No, .019 points of slugging is not worth $7 million.
But .211 points of slugging may be.

That said, the Brewers may not be paying all of that $7 million. Gary Sánchez will be on a reasonable one-year contract, so if he improves defensively and continues offensively, he’ll be an attractive trade piece mid-season. The Brewers may have signed him with the idea that they’ll trade him at the trade deadline should they get an attractive offer. And if not, he should still have his bat.

Both Haase and Nola have multiple years of control left, and Nola has an option year left, so if they trade Sánchez, they’ll have backups available.
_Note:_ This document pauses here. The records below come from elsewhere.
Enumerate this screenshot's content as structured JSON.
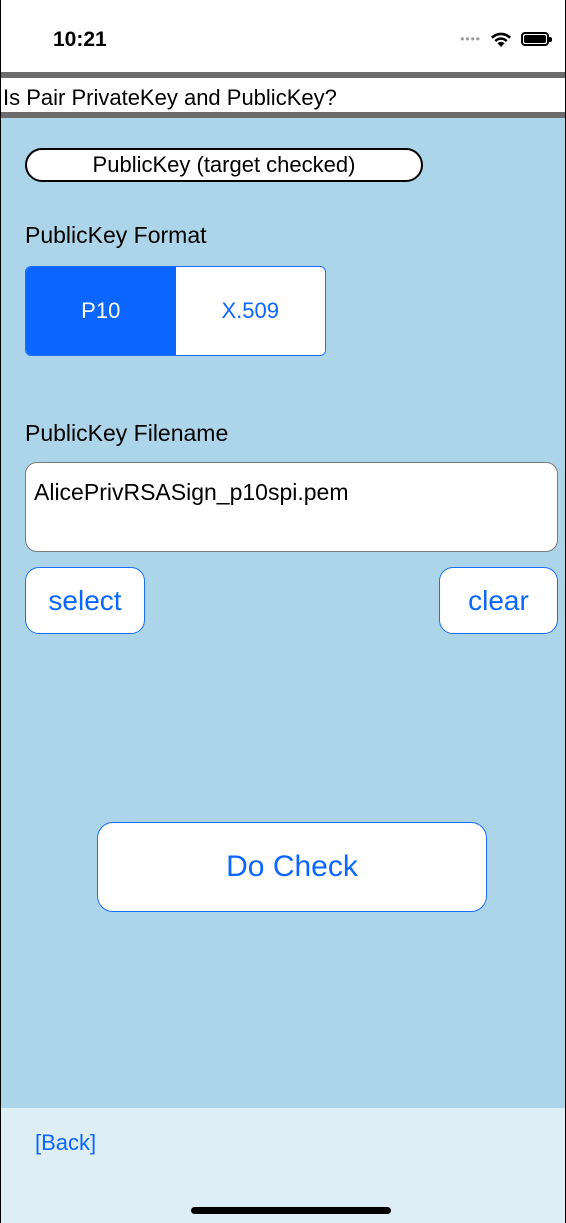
{
  "status_bar": {
    "time": "10:21",
    "icons": [
      "signal-dots-icon",
      "wifi-icon",
      "battery-icon"
    ]
  },
  "screen": {
    "title": "Is Pair PrivateKey and PublicKey?",
    "target_button_label": "PublicKey (target checked)",
    "format_label": "PublicKey Format",
    "format_options": [
      "P10",
      "X.509"
    ],
    "format_selected": "P10",
    "filename_label": "PublicKey Filename",
    "filename_value": "AlicePrivRSASign_p10spi.pem",
    "select_label": "select",
    "clear_label": "clear",
    "do_check_label": "Do Check"
  },
  "bottom": {
    "back_label": "[Back]"
  },
  "colors": {
    "main_background": "#add5e9",
    "accent": "#0a66ff",
    "bottom_background": "#ddeef6"
  }
}
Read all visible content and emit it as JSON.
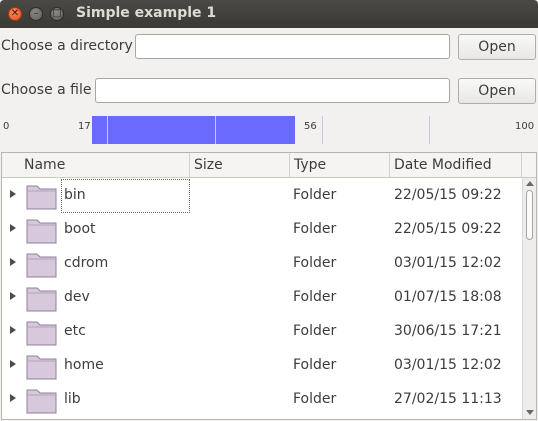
{
  "window": {
    "title": "Simple example 1",
    "close_glyph": "✕",
    "min_glyph": "–",
    "max_glyph": "□"
  },
  "directory_row": {
    "label": "Choose a directory",
    "value": "",
    "button": "Open"
  },
  "file_row": {
    "label": "Choose a file",
    "value": "",
    "button": "Open"
  },
  "range": {
    "min": 0,
    "max": 100,
    "low": 17,
    "high": 56,
    "min_label": "0",
    "max_label": "100",
    "low_label": "17",
    "high_label": "56",
    "fill_color": "#6a6aff"
  },
  "tree": {
    "columns": [
      "Name",
      "Size",
      "Type",
      "Date Modified"
    ],
    "rows": [
      {
        "name": "bin",
        "size": "",
        "type": "Folder",
        "date": "22/05/15 09:22"
      },
      {
        "name": "boot",
        "size": "",
        "type": "Folder",
        "date": "22/05/15 09:22"
      },
      {
        "name": "cdrom",
        "size": "",
        "type": "Folder",
        "date": "03/01/15 12:02"
      },
      {
        "name": "dev",
        "size": "",
        "type": "Folder",
        "date": "01/07/15 18:08"
      },
      {
        "name": "etc",
        "size": "",
        "type": "Folder",
        "date": "30/06/15 17:21"
      },
      {
        "name": "home",
        "size": "",
        "type": "Folder",
        "date": "03/01/15 12:02"
      },
      {
        "name": "lib",
        "size": "",
        "type": "Folder",
        "date": "27/02/15 11:13"
      }
    ],
    "folder_icon": "folder-icon",
    "folder_color": "#d7c8dc"
  }
}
20 days ago
Reply to  hughduffy

You’re saying one season is a better predictor versus the last three seasons.


20 days ago
Reply to  airforce21one

Yeah! Sometimes it is! Especially if the player in question is dealing with injury.

If you want to say that Eric Haase will hit closer to his career numbers, be my guest, but point me to any statistical measure that suggests he’ll do that in 2024.

All of Haase’s statcast measurements are pointing in the wrong direction: down. His EV, down, his launch angle, down, barrel %, down, hard hit %. sweet spot %, down, his wxOBA, WAY down.

In 2023, on 4-seam fastballs in the heart of the plate, his AVG was .231 and his wOBA .247.
In 2022, against the same, his AVG was .297 and his wOBA .387.

It’s really difficult to succeed in MLB if you can’t hit a fastball in the middle of the plate.

This is not the case of a player being unlucky on batted balls. This is a case of a player suddenly being unable to hit a four-seam fastball down the middle of the plate.

18 days ago
Reply to  hughduffy

Okay, let’s look at projections for next year. Would that be a good enough “statistical measure” for you? Since, you know, presumably this would include statistical trends:

ZIPS 2024 projected SLG%

Sanchez: .401
Haase: .388

Is that 13 points worth 7 million to you?

And keep in mind – we aren’t talking a full season of slugging percentage, we’re talking maybe 200 ABs worth.

Last edited 18 days ago by airforce21one